Our booth representing Children’s Hospital Boston, eagerly seeking partners to develop our technologies, was among the smaller ones at BIO, ants to be squashed by the larger booths with premier locations: “Take our swag! Admire our heights and colorful plaster!” Feeling my smallness, I was reminded of the smallness of our patients, our tiny NICU infants in particular. They are the suns of their families’ universes, arguably our most important citizens, seeds of the future. At our hospital, small children captivate the time, thoughts and energy of the world-renowned doctors and researchers who could just as easily could be using their gifts elsewhere. They are the driving motivation for all of the inventions my office processes, and for many of the philanthropic and investment dollars that come our way.
Many of the conference sessions I attended also celebrated the small: namely, nanotechnology. In one session, “Hard Science in a Soft World,” a speaker suggested that one solution to realizing the potential of stem cell therapies was to change the surfaces of traditional implants at the nanoscale, roughening them to help cells attach and integrate. At another session, a company called Nanosphere described its biomarker detection platform technology, featuring gold nanoparticles one ten-thousandth the size of a human hair.

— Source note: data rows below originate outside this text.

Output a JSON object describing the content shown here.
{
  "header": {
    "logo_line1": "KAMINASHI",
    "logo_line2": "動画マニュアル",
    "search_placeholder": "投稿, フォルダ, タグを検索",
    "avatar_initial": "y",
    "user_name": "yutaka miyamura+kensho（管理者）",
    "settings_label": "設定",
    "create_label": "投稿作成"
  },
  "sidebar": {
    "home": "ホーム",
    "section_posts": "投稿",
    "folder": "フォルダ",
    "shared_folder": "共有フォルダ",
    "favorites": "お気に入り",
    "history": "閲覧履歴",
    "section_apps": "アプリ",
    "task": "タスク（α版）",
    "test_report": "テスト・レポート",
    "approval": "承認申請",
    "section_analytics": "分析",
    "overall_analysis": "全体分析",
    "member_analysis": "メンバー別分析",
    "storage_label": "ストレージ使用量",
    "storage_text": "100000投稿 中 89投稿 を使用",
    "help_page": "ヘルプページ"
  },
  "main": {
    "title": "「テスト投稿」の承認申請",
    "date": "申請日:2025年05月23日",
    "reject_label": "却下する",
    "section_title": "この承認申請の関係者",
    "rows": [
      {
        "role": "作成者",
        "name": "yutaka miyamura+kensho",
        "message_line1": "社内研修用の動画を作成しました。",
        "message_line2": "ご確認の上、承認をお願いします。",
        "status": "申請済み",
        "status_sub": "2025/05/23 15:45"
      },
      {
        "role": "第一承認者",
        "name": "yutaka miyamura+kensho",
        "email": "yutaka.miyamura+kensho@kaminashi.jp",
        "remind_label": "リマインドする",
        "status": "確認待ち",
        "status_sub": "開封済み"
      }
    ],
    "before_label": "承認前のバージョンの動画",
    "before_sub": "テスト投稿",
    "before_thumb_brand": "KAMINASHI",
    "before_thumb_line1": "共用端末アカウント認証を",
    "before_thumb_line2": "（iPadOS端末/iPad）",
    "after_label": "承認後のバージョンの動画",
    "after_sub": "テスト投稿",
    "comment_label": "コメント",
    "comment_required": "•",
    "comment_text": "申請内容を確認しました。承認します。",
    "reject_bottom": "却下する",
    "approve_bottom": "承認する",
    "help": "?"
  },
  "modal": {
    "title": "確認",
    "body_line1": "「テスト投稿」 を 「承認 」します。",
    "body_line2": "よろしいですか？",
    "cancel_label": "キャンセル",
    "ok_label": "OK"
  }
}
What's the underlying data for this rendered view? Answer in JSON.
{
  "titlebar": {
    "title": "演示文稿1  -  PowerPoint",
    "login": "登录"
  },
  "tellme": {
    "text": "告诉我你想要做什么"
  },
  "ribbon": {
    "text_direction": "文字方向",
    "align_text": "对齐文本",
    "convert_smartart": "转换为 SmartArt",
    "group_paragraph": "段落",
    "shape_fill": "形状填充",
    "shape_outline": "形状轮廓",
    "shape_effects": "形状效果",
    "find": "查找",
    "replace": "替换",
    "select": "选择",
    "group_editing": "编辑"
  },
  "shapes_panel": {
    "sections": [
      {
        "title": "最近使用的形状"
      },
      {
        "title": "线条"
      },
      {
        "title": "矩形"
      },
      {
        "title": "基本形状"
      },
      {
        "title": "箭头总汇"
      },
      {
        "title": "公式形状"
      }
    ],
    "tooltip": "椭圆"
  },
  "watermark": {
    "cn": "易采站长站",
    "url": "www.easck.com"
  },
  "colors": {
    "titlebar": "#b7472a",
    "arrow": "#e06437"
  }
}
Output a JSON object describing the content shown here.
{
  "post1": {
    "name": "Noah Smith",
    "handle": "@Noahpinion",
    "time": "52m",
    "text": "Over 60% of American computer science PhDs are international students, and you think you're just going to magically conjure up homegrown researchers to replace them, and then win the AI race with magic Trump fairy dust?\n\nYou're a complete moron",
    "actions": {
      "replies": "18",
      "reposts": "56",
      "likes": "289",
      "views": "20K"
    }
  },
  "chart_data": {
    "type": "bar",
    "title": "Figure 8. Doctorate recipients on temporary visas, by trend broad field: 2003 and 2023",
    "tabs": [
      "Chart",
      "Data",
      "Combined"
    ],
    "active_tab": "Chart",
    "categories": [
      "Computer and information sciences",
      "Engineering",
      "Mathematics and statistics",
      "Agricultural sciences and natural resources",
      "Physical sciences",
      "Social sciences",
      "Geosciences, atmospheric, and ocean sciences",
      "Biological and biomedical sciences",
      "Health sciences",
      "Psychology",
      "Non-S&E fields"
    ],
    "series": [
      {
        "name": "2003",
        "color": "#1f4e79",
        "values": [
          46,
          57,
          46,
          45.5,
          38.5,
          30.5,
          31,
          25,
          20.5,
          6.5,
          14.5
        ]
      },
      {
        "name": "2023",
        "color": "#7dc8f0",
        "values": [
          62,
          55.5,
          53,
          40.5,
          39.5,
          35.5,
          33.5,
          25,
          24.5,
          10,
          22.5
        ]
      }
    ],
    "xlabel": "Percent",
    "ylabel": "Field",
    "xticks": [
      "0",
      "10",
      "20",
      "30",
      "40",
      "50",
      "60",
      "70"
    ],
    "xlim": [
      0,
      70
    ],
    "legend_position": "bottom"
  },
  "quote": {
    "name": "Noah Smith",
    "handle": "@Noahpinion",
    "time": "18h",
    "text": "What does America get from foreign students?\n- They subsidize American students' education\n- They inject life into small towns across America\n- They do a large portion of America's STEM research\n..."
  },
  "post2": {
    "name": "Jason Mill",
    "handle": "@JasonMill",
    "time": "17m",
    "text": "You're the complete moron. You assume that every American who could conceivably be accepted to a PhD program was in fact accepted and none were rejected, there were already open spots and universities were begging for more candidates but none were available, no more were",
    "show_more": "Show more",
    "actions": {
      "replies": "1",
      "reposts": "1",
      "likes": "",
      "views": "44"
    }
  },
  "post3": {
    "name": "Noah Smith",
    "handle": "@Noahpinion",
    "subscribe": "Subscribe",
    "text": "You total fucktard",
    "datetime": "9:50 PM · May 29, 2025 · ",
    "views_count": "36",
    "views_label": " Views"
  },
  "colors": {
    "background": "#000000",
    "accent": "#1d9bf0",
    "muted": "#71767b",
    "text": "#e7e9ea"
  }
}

I began to think, maybe small is the new big.
Another reason this may be so: lately, in the office we’ve seen increasing industry interest in orphan diseases, or unmet medical needs affecting only a small number of patients. These diseases, once overlooked by industry, are now being viewed as a way to obtain 100 percent of market share, enjoy a streamlined FDA trial, and charge a premium price. Companies such as Biomarin are forming new business models to reap these benefits. At the same time, more and more “big” drugs are turning out to work in only a small subset of patients, steering even supposed blockbusters to narrower applications. In fact, the increasingly common market entry path involves identifying small numbers of patients as responders to a therapeutic through the use of biomarkers. An abundance of sessions at the conference focused on the necessity to stratify patient populations into responders and non-responders, aided by a companion diagnostic.
At BIO, my new frame of mind was confirmed on the last day when Stephen Hernan from Neuroscene, a pop-science series of podcasts about recent findings in neuroscience, visited our booth. I asked him how he managed to attract listenership. Easy, he said: He took the initiative to call some well-known scientists. “It doesn’t matter who you are,” he said, “It just takes the right attitude. You’re not that different from Al Gore, or any other celebrity.”
I felt newly empowered by being, in so many ways, the agent of the small, and inspired to accomplish something with my own smallness. Big conference, big city, big booths. Small booths, small patients, small diseases, small technology. Bigness isn’t everything. Maybe small is beautiful.